§ TASK STATEMENT
Everything in the listing below should be written out again exactly, except the pictures.

§ EXCERPTED RECORDS

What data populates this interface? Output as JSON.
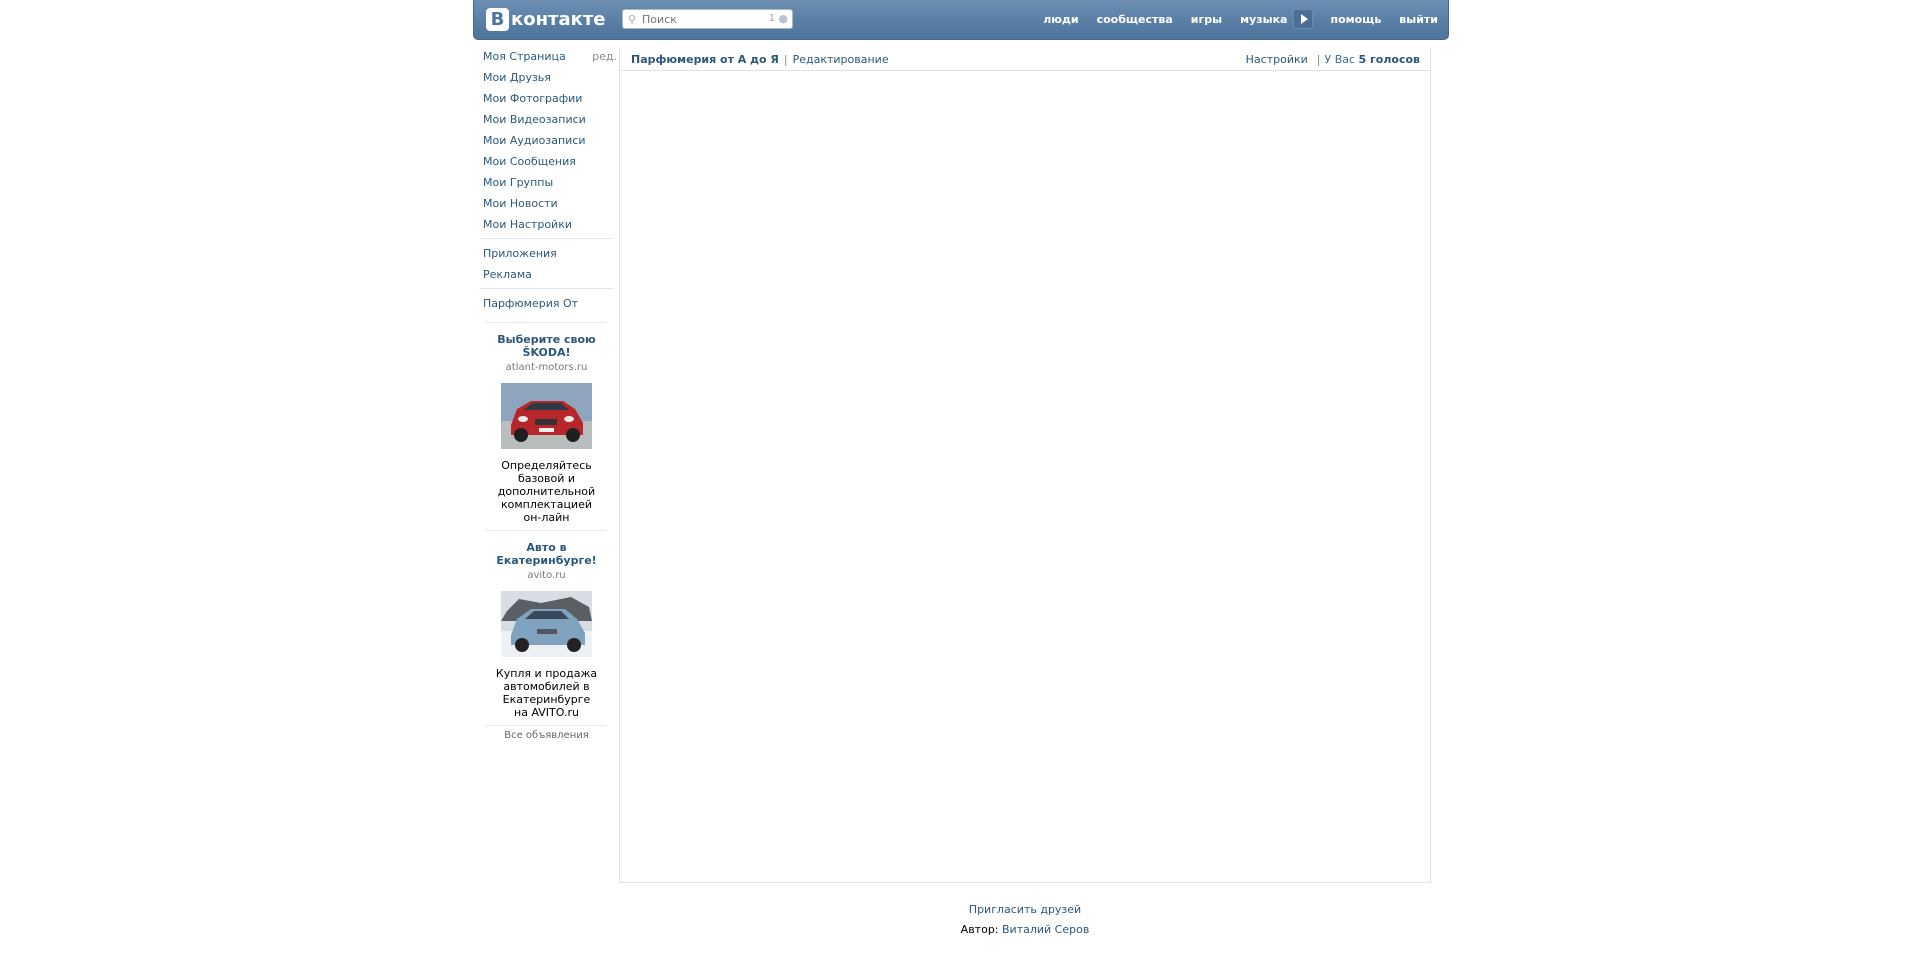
{
  "header": {
    "logo_letter": "В",
    "logo_text": "контакте",
    "search": {
      "placeholder": "Поиск",
      "count": "1"
    },
    "nav": [
      "люди",
      "сообщества",
      "игры",
      "музыка",
      "помощь",
      "выйти"
    ]
  },
  "sidebar": {
    "items": [
      {
        "label": "Моя Страница",
        "extra": "ред."
      },
      {
        "label": "Мои Друзья"
      },
      {
        "label": "Мои Фотографии"
      },
      {
        "label": "Мои Видеозаписи"
      },
      {
        "label": "Мои Аудиозаписи"
      },
      {
        "label": "Мои Сообщения"
      },
      {
        "label": "Мои Группы"
      },
      {
        "label": "Мои Новости"
      },
      {
        "label": "Мои Настройки"
      }
    ],
    "extras": [
      "Приложения",
      "Реклама"
    ],
    "app_link": "Парфюмерия От",
    "ads": [
      {
        "title": "Выберите свою ŠKODA!",
        "domain": "atlant-motors.ru",
        "desc": "Определяйтесь базовой и дополнительной комплектацией он-лайн"
      },
      {
        "title": "Авто в Екатеринбурге!",
        "domain": "avito.ru",
        "desc": "Купля и продажа автомобилей в Екатеринбурге на AVITO.ru"
      }
    ],
    "all_ads": "Все объявления"
  },
  "main": {
    "app_title": "Парфюмерия от А до Я",
    "edit_link": "Редактирование",
    "settings_link": "Настройки",
    "votes_prefix": "У Вас",
    "votes_value": "5 голосов"
  },
  "footer": {
    "invite": "Пригласить друзей",
    "author_label": "Автор:",
    "author_name": "Виталий Серов"
  }
}
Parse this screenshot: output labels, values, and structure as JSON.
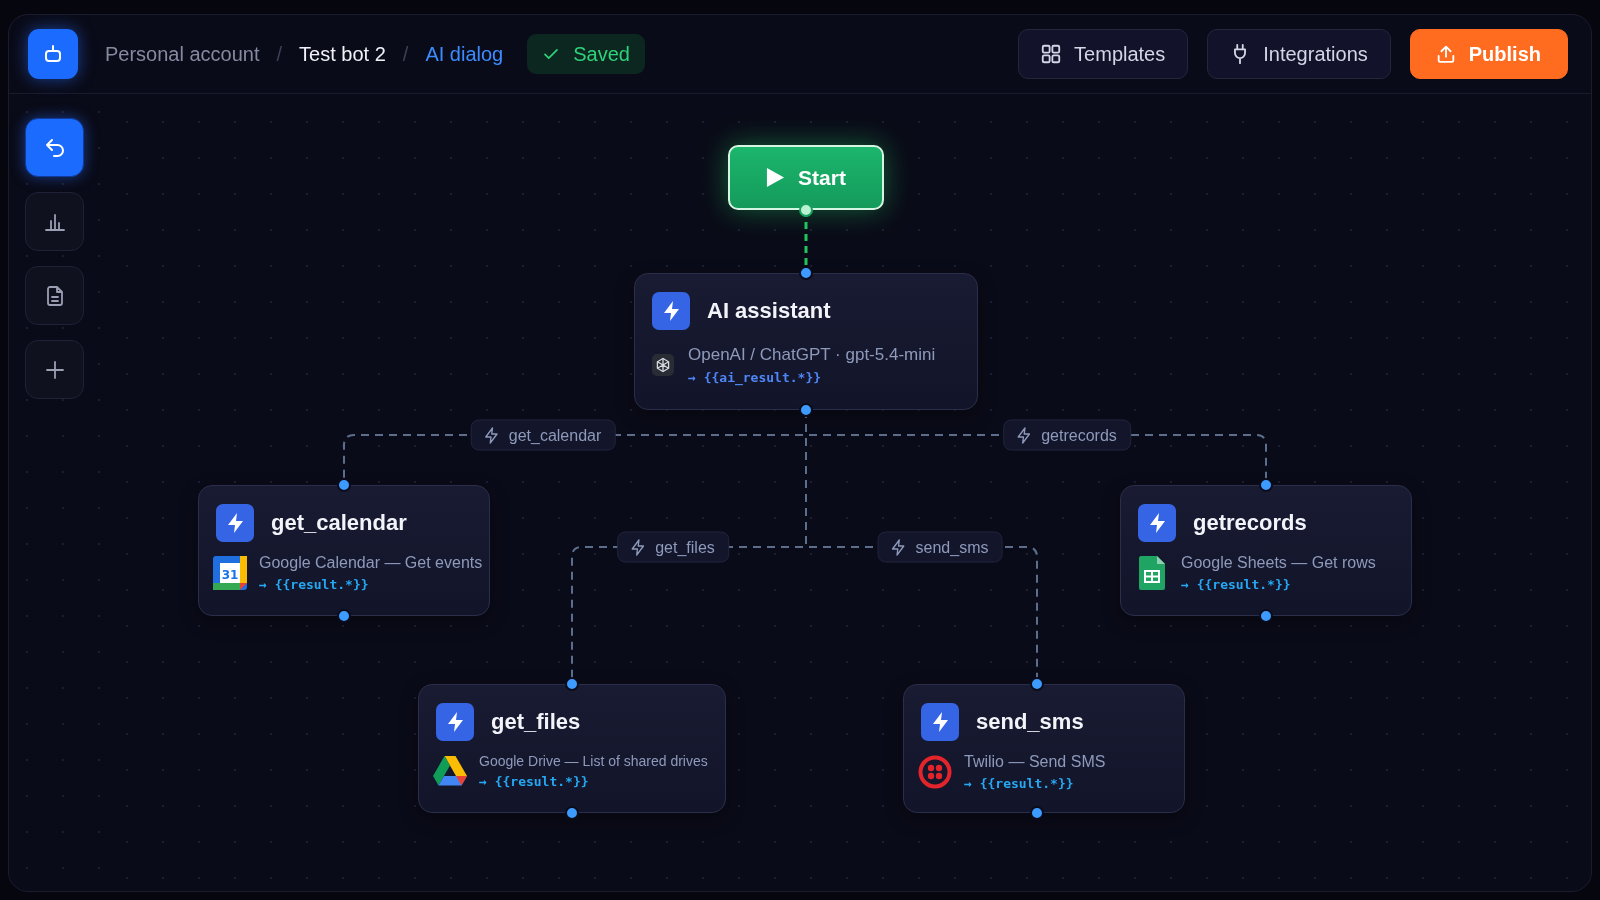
{
  "header": {
    "breadcrumb": [
      {
        "label": "Personal account",
        "kind": "account"
      },
      {
        "label": "/",
        "kind": "separator"
      },
      {
        "label": "Test bot 2",
        "kind": "bot"
      },
      {
        "label": "/",
        "kind": "separator"
      },
      {
        "label": "AI dialog",
        "kind": "page"
      }
    ],
    "save_status": "Saved",
    "buttons": [
      {
        "label": "Templates",
        "kind": "secondary"
      },
      {
        "label": "Integrations",
        "kind": "secondary"
      },
      {
        "label": "Publish",
        "kind": "primary"
      }
    ]
  },
  "sidebar": {
    "items": [
      {
        "selected": true
      },
      {
        "selected": false
      },
      {
        "selected": false
      },
      {
        "selected": false
      }
    ]
  },
  "flow": {
    "start": {
      "label": "Start"
    },
    "agent": {
      "title": "AI assistant",
      "service": "OpenAI / ChatGPT · gpt-5.4-mini",
      "output": "→ {{ai_result.*}}"
    },
    "tools": [
      {
        "edge_label": "get_calendar",
        "title": "get_calendar",
        "kind": "calendar",
        "icon_label": "31",
        "service": "Google Calendar — Get events",
        "output": "→ {{result.*}}"
      },
      {
        "edge_label": "getrecords",
        "title": "getrecords",
        "kind": "sheets",
        "service": "Google Sheets — Get rows",
        "output": "→ {{result.*}}"
      },
      {
        "edge_label": "get_files",
        "title": "get_files",
        "kind": "drive",
        "service": "Google Drive — List of shared drives",
        "output": "→ {{result.*}}"
      },
      {
        "edge_label": "send_sms",
        "title": "send_sms",
        "kind": "sms",
        "service": "Twilio — Send SMS",
        "output": "→ {{result.*}}"
      }
    ]
  }
}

§ RESPONSE
What data populates this interface? Output as JSON.
{
  "header": {
    "logo_letter": "В",
    "logo_text": "контакте",
    "search": {
      "placeholder": "Поиск",
      "count": "1"
    },
    "nav": [
      "люди",
      "сообщества",
      "игры",
      "музыка",
      "помощь",
      "выйти"
    ]
  },
  "sidebar": {
    "items": [
      {
        "label": "Моя Страница",
        "extra": "ред."
      },
      {
        "label": "Мои Друзья"
      },
      {
        "label": "Мои Фотографии"
      },
      {
        "label": "Мои Видеозаписи"
      },
      {
        "label": "Мои Аудиозаписи"
      },
      {
        "label": "Мои Сообщения"
      },
      {
        "label": "Мои Группы"
      },
      {
        "label": "Мои Новости"
      },
      {
        "label": "Мои Настройки"
      }
    ],
    "extras": [
      "Приложения",
      "Реклама"
    ],
    "app_link": "Парфюмерия От",
    "ads": [
      {
        "title": "Выберите свою ŠKODA!",
        "domain": "atlant-motors.ru",
        "desc": "Определяйтесь базовой и дополнительной комплектацией он-лайн"
      },
      {
        "title": "Авто в Екатеринбурге!",
        "domain": "avito.ru",
        "desc": "Купля и продажа автомобилей в Екатеринбурге на AVITO.ru"
      }
    ],
    "all_ads": "Все объявления"
  },
  "main": {
    "app_title": "Парфюмерия от А до Я",
    "edit_link": "Редактирование",
    "settings_link": "Настройки",
    "votes_prefix": "У Вас",
    "votes_value": "5 голосов"
  },
  "footer": {
    "invite": "Пригласить друзей",
    "author_label": "Автор:",
    "author_name": "Виталий Серов"
  }
}
Parse this screenshot: output labels, values, and structure as JSON.
{
  "header": {
    "breadcrumb": [
      {
        "label": "Personal account",
        "kind": "account"
      },
      {
        "label": "/",
        "kind": "separator"
      },
      {
        "label": "Test bot 2",
        "kind": "bot"
      },
      {
        "label": "/",
        "kind": "separator"
      },
      {
        "label": "AI dialog",
        "kind": "page"
      }
    ],
    "save_status": "Saved",
    "buttons": [
      {
        "label": "Templates",
        "kind": "secondary"
      },
      {
        "label": "Integrations",
        "kind": "secondary"
      },
      {
        "label": "Publish",
        "kind": "primary"
      }
    ]
  },
  "sidebar": {
    "items": [
      {
        "selected": true
      },
      {
        "selected": false
      },
      {
        "selected": false
      },
      {
        "selected": false
      }
    ]
  },
  "flow": {
    "start": {
      "label": "Start"
    },
    "agent": {
      "title": "AI assistant",
      "service": "OpenAI / ChatGPT · gpt-5.4-mini",
      "output": "→ {{ai_result.*}}"
    },
    "tools": [
      {
        "edge_label": "get_calendar",
        "title": "get_calendar",
        "kind": "calendar",
        "icon_label": "31",
        "service": "Google Calendar — Get events",
        "output": "→ {{result.*}}"
      },
      {
        "edge_label": "getrecords",
        "title": "getrecords",
        "kind": "sheets",
        "service": "Google Sheets — Get rows",
        "output": "→ {{result.*}}"
      },
      {
        "edge_label": "get_files",
        "title": "get_files",
        "kind": "drive",
        "service": "Google Drive — List of shared drives",
        "output": "→ {{result.*}}"
      },
      {
        "edge_label": "send_sms",
        "title": "send_sms",
        "kind": "sms",
        "service": "Twilio — Send SMS",
        "output": "→ {{result.*}}"
      }
    ]
  }
}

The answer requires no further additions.